You’re excited about having a smart home with everything connected, and you may even already have deadbolts, garage remotes, light bulbs, thermostats, or other smart devices that harness the internet. Perhaps controls via mobile apps, smart speakers, voice-enabled smart assistants — like Alexa, Siri or the Google Assistant — and digital central controls. But as smart as these devices are, interoperability – the integrated and precise operation of all these very different devices – remains a difficult challenge for the industry and, ultimately, for the consumer.
Tech giants Amazon, Apple, Google and Samsung are big rivals, so watch out when these four behemoths, along with 220 other tech companies, jointly adopt a unifying standard for the smart home called Matter, which is estimated to be ready for midyear. It is at this time that more than 130 Matter-enabled products, from more than 50 companies, are scheduled to be launched and will bear the “Matter” label or mark to indicate that they are part of this new standard.
The vision: All these connected devices in your smart home will work together seamlessly, whatever their brand.
Devices That Monitor Health
We’ve been using smartwatches and fitness trackers for a long time now, which not only count steps but alert you if an irregular heartbeat is detected.
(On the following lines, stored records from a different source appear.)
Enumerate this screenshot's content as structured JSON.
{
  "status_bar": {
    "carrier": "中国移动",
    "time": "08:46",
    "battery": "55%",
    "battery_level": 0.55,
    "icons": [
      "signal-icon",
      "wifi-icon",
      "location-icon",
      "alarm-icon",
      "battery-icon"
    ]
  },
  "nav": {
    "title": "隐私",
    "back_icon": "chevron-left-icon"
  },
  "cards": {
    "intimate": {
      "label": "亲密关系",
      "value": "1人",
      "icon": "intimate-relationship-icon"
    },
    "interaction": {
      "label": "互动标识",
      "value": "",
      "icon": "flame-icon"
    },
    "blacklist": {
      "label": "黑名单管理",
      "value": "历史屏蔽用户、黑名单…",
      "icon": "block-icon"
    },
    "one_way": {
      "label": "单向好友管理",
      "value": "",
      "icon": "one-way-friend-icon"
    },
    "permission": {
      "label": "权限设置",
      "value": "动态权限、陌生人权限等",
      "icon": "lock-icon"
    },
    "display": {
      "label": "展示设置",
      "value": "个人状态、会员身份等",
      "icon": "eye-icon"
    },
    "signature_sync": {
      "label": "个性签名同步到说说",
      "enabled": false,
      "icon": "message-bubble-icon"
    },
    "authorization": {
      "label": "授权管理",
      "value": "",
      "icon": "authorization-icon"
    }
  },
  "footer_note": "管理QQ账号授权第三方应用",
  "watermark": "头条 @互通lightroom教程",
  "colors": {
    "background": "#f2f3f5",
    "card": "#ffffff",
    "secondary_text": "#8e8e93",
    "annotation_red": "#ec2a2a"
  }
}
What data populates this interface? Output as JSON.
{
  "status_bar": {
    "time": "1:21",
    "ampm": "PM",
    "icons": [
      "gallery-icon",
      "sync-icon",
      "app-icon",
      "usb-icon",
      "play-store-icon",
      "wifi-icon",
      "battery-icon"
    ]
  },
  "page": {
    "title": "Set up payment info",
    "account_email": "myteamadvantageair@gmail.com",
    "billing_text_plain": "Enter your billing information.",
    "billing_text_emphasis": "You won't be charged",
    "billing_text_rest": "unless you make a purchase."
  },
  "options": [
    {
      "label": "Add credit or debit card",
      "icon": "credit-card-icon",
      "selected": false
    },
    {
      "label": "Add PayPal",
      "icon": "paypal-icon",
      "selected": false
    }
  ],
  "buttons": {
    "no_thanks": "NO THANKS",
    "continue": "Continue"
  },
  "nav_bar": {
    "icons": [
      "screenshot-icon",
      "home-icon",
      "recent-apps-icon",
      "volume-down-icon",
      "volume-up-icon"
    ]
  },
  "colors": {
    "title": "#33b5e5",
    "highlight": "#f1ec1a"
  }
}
But we are still in the early stages of wearable devices capable of generating more detailed health data.
From 2022 we will see a large number of devices worn on the wrist and other parts of the body, which will record all kinds of values, such as your blood glucose level and blood pressure. At CES, Abbott Chairman and CEO Robert Ford announced the upcoming launch of a series of consumer “biological devices” called Lingo, which are designed to track glucose, ketone, lactate and even alcohol, and help you manage your physical activity, health and nutrition.